Over the past couple of months, I’ve spent quite a bit of time exploring ways to deal with plagiarism (otherwise known as the cut & paste problem or CPP). Given it’s a growing problem, there is a fertile opportunity for tools to monitor content on blogs and Web sites. Obviously, the most common tools are Google and Technorati (for blogs) but there are many others being developed.

One of them called RepTrace was recently highlighted on David Jones’s blog. Jones, a PR practitioner with Fleishman-Hllard and an active blogger, was impressed by Milton, Ont.0-basd RepuTrace’s ability to quickly find freshly-created content.

“One thing that really caught my attention was their search engine’s ability to find anything new within a maximum time of 5-7 minutes of posting.

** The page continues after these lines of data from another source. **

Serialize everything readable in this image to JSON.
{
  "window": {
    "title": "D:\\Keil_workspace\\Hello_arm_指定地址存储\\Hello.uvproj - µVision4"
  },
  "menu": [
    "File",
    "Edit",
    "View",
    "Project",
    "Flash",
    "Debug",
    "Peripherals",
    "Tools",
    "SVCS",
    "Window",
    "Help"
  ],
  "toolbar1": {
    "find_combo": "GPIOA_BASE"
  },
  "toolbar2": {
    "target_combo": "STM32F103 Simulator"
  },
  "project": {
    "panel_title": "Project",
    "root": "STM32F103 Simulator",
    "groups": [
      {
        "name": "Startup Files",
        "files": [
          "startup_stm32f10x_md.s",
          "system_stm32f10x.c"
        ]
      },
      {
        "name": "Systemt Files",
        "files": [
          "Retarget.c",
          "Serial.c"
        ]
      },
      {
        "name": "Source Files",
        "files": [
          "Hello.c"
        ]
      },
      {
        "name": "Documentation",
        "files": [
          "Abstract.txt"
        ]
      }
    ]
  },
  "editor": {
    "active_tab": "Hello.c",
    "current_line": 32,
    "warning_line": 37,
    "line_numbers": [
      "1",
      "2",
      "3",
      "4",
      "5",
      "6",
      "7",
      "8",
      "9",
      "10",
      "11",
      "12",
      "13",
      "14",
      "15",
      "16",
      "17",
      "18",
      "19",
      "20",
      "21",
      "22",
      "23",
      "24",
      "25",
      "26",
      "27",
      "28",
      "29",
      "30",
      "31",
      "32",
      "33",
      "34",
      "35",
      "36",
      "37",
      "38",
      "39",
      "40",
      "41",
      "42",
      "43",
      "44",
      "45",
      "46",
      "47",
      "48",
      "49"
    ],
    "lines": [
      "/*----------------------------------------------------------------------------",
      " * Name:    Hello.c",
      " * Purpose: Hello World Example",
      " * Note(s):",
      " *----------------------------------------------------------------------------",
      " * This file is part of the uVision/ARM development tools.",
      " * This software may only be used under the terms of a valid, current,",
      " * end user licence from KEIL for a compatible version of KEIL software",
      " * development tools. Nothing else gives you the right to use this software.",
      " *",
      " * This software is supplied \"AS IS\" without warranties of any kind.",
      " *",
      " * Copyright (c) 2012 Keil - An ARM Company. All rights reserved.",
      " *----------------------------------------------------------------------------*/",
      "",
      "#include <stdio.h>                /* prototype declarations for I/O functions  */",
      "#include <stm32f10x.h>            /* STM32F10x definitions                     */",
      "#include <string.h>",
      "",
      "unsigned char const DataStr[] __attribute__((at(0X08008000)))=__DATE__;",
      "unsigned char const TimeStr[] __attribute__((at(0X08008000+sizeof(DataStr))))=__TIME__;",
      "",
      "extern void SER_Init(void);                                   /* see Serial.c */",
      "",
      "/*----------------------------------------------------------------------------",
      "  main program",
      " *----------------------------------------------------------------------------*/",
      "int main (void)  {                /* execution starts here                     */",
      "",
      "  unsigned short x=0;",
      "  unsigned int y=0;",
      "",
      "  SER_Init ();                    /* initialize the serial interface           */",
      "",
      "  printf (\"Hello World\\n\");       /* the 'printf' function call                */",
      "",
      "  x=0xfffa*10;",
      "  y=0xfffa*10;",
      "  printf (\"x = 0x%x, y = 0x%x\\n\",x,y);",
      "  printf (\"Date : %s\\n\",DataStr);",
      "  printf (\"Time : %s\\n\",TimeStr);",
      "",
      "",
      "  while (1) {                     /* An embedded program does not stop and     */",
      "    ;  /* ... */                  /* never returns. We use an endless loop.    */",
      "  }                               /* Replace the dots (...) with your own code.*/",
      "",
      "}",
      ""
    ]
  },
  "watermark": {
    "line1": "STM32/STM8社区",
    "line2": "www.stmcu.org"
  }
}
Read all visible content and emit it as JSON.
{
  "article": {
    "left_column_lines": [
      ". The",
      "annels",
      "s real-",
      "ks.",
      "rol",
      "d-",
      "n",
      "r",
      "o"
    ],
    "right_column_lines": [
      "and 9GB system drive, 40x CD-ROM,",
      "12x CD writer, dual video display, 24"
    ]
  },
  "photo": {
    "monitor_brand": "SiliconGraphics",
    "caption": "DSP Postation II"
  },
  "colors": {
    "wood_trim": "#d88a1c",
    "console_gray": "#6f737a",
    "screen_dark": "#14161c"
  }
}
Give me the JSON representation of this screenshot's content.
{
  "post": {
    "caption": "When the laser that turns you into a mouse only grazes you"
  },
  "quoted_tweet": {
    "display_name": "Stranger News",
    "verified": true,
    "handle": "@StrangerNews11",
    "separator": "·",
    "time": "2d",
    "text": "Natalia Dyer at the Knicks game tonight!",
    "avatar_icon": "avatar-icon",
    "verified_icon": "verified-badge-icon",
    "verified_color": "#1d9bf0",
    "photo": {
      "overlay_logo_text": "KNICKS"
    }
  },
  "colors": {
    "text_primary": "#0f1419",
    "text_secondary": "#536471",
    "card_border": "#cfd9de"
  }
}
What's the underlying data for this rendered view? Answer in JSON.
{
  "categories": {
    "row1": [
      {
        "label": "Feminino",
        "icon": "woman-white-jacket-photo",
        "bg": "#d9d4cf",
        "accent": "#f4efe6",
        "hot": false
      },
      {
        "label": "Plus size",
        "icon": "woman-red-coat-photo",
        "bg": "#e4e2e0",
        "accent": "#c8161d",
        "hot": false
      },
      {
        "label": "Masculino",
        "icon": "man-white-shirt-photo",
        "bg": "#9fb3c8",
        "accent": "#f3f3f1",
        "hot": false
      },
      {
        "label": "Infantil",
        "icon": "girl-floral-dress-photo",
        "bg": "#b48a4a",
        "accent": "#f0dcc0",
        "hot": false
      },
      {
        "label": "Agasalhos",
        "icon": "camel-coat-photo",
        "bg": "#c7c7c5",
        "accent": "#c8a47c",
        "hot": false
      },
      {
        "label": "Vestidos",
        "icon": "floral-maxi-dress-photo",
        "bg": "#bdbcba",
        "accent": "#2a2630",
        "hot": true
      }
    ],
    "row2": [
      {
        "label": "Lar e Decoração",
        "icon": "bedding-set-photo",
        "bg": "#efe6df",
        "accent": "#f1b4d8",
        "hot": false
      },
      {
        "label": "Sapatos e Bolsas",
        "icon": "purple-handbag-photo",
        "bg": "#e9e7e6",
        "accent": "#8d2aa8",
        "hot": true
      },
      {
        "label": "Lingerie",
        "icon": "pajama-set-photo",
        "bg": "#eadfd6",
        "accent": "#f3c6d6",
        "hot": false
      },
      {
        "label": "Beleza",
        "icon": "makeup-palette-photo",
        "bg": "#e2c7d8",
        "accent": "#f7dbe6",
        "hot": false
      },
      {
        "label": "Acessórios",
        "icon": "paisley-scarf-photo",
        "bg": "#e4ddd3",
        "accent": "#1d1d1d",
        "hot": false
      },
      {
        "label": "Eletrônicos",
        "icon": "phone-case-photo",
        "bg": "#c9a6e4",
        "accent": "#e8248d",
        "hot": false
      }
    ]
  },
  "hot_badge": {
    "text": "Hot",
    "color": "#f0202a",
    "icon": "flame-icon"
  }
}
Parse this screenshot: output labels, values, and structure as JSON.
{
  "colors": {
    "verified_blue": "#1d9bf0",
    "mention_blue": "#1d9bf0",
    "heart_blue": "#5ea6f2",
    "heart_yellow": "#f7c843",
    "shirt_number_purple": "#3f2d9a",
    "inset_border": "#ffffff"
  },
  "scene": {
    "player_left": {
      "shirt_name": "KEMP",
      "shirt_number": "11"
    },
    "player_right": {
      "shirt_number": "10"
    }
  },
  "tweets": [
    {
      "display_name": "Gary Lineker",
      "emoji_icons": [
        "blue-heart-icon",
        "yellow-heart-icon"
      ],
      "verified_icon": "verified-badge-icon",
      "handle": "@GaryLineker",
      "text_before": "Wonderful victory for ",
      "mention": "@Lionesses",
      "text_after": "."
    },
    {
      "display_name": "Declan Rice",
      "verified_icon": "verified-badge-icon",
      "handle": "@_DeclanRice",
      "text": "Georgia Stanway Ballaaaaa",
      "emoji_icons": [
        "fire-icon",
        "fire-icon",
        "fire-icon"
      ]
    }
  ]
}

They claim it’s better than Technorati and Google as far as search goes. Conceivably, this should return new blog postings faster than Google due to the fact that it’s an actual live search and not indexed. I’m no SEO expert, so I’ll take their word for it. The very nicely organized search window, which allows you to look at all web hits, or just news, blogs or consumer sites was very interesting.”

Another player on the horizon is Attributor, which has some high-profile investors such Draper Richards, Selby Venture Partners and Sigma Partners. The company, which received $10-million of venture capital in December, is developing technology that will show publishers how their content (text, video and images) are being re-used online. You can apply to the beta by sending an e-mail to

Another new tool on the anti-plagiarism front is Blogwerx, a self-funded, three-man operation that recently launched at Demo. A good source for information on combating plagiarism is Plagiarism Today.

Update: Blogging && Tools played with two anti-plagiarism tools – Copyscape and Sentinel.